Applying for travel credit card sign-up bonuses can be a smart move for cardholders who want to take a cheap vacation -- and can pay off balances regularly to avoid interest charges.
But before applying, it pays to know a few essentials that could help cardholders find the right travel card.
In the following video segment, Motley Fool analysts Nathan Hamilton and Michael Douglass talk about two travel credit card essentials you should know before signing up.
Michael Douglass: All right, let's talk about travel credit card bonus essentials. The first one, you've got this sort of redemption for statement credits versus points transfers and redemption portals.
Nathan Hamilton: Yeah, so it's important to know, we'll cover two essentials here, is there are two types of travel cards, and they may fit two types of travel-card holders.
Hamilton: It's a matter of how you redeem points or miles. For a select segment of credit cards, you can redeem those points through travel partners, or you can transfer to, say, Hilton Hotels, or any random airline from points that you've earned on that card. In some certain scenarios, you can stretch your rewards further, but a more hands-off approach, which may be a fit for others that aren't spending as much time, through the different travel hacking strategies, essentially, is applying those redemptions for statement credits. Now, where that helps you is you can essentially go to whatever website you normally book travel through, find a cheap deal, and then just apply a statement credit on your credit card later. Now, it's important you have to pay for that travel with that credit card, of course, but there are those two different scenarios for travel cards.

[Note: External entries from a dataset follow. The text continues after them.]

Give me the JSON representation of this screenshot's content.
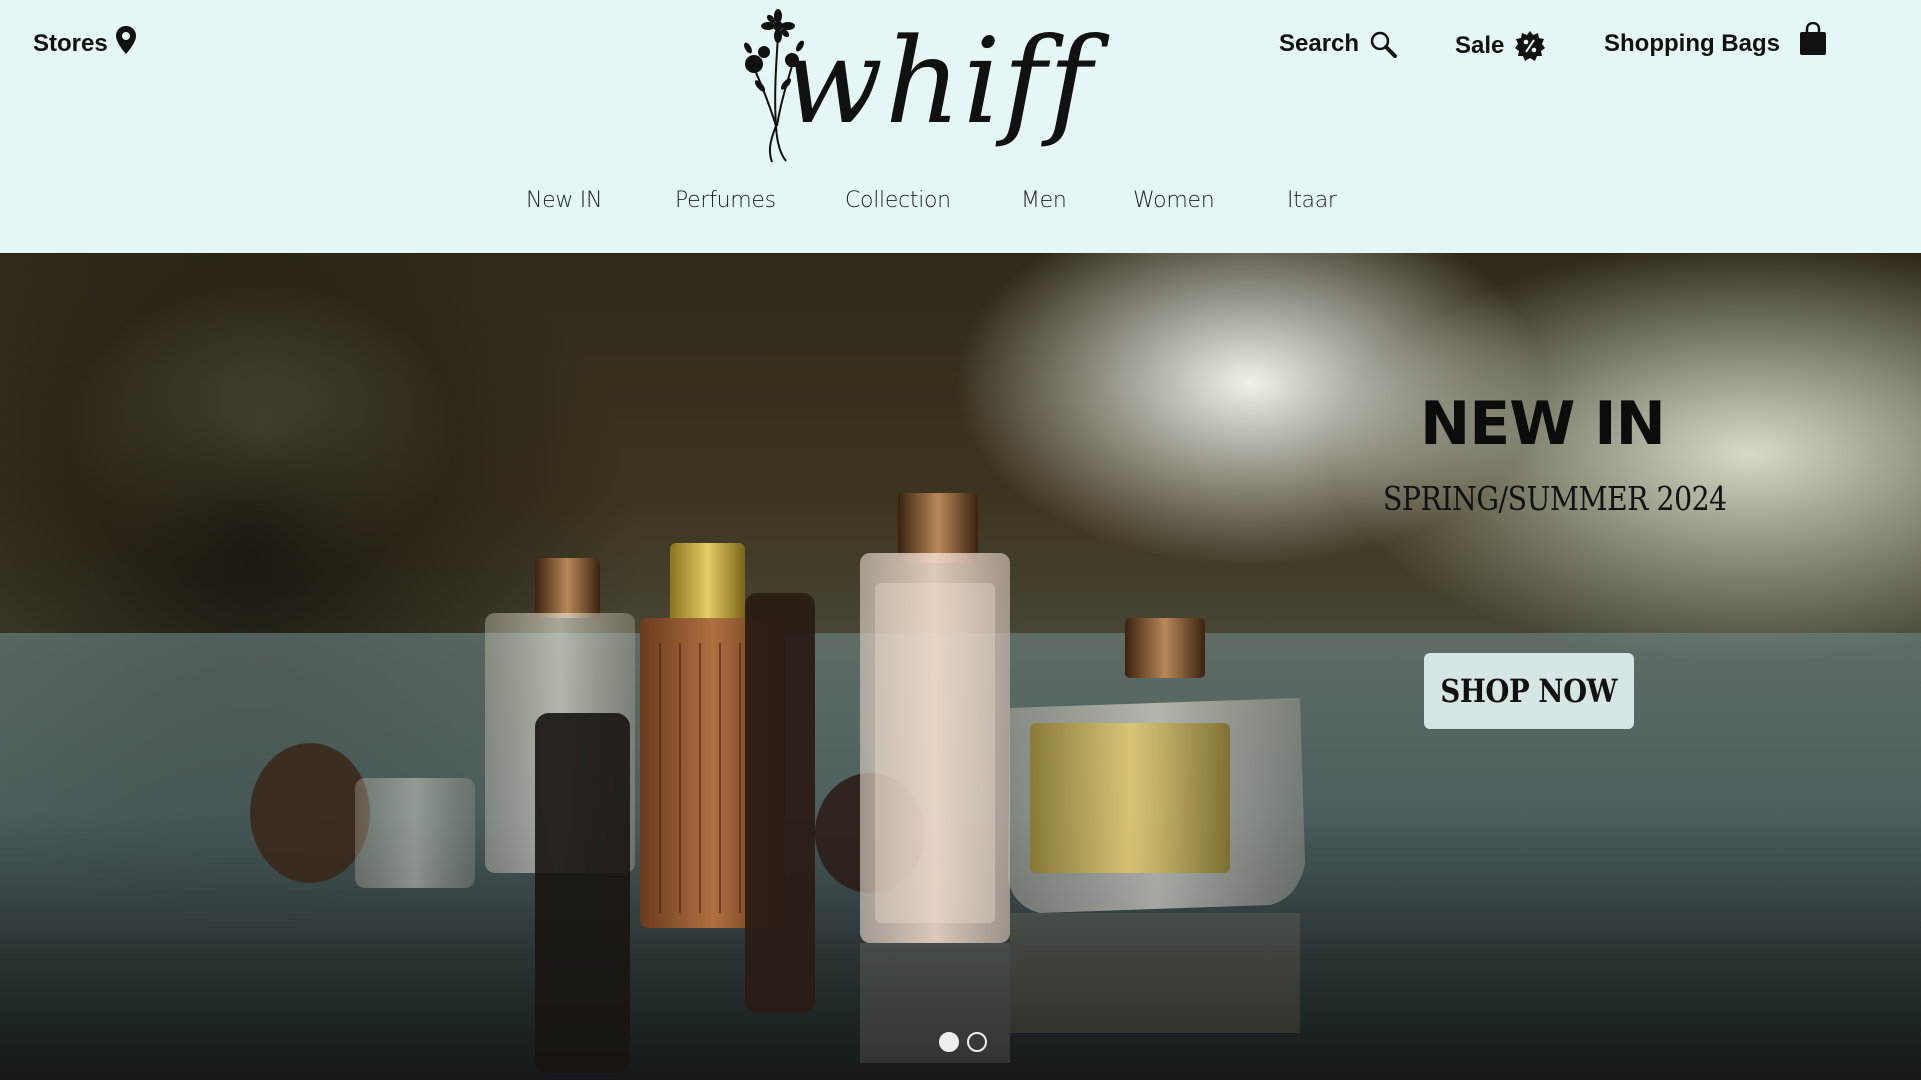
{
  "header": {
    "stores_label": "Stores",
    "logo_text": "whiff",
    "search_label": "Search",
    "sale_label": "Sale",
    "bags_label": "Shopping Bags",
    "icons": [
      "map-pin-icon",
      "search-icon",
      "sale-badge-icon",
      "shopping-bag-icon",
      "flower-icon"
    ]
  },
  "nav": {
    "items": [
      {
        "label": "New IN"
      },
      {
        "label": "Perfumes"
      },
      {
        "label": "Collection"
      },
      {
        "label": "Men"
      },
      {
        "label": "Women"
      },
      {
        "label": "Itaar"
      }
    ]
  },
  "hero": {
    "title": "NEW IN",
    "subtitle": "SPRING/SUMMER 2024",
    "cta_label": "SHOP NOW",
    "slide_count": 2,
    "active_slide": 1
  },
  "colors": {
    "header_bg": "#e4f6f5",
    "text": "#111111",
    "cta_bg": "#e1f0f0"
  }
}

Douglass: Sure, and let's also talk about their APRs. Now, travel cards tend to have pretty high APRs.
Hamilton: Yeah, credit cards in general, but certainly any card that earns rewards is typically going to have a higher-than-average APR.
Douglass: If they're giving you something, they're going to try to find a way to make that money elsewhere.
Hamilton: Yeah, they've got to make money somewhere. Understandable, but it points out that if you are, indeed, a travel credit card holder, and this is just a very basic credit card tip for anyone that may be getting into it, is you're going to incur interest charges if you are carrying debt from month to month.
Hamilton: People that are taking advantage of that are certain savvy travel credit card holders. They are essentially paying their balances off every month, they're not getting charged interest, and they're harvesting the full value of those rewards.
Douglass: Got it. Yeah, and so the key takeaway here probably is basically, like, take a look at your potential cards, figure out what's most important for you, and then make a decision as to what kind of traveler are you, what kind of travel card holder are you going to be? Are you going to be somebody who pays off this credit card debt every month, or are you going to be somebody who's carrying a balance? If so, then a travel card may not make the most sense for you.
Hamilton: Yeah, there are other flat-rate cash-back cards that may make sense.
Douglass: Yeah, absolutely. Fortunately, we've got a lot more information about those, and the best travel credit cards, and the best cash back credit cards at fool.com/credit-cards, and a lot of free information there to help you think through how to use this really powerful financial tool to your benefit, and not to the bank's.
The Motley Fool has a disclosure policy.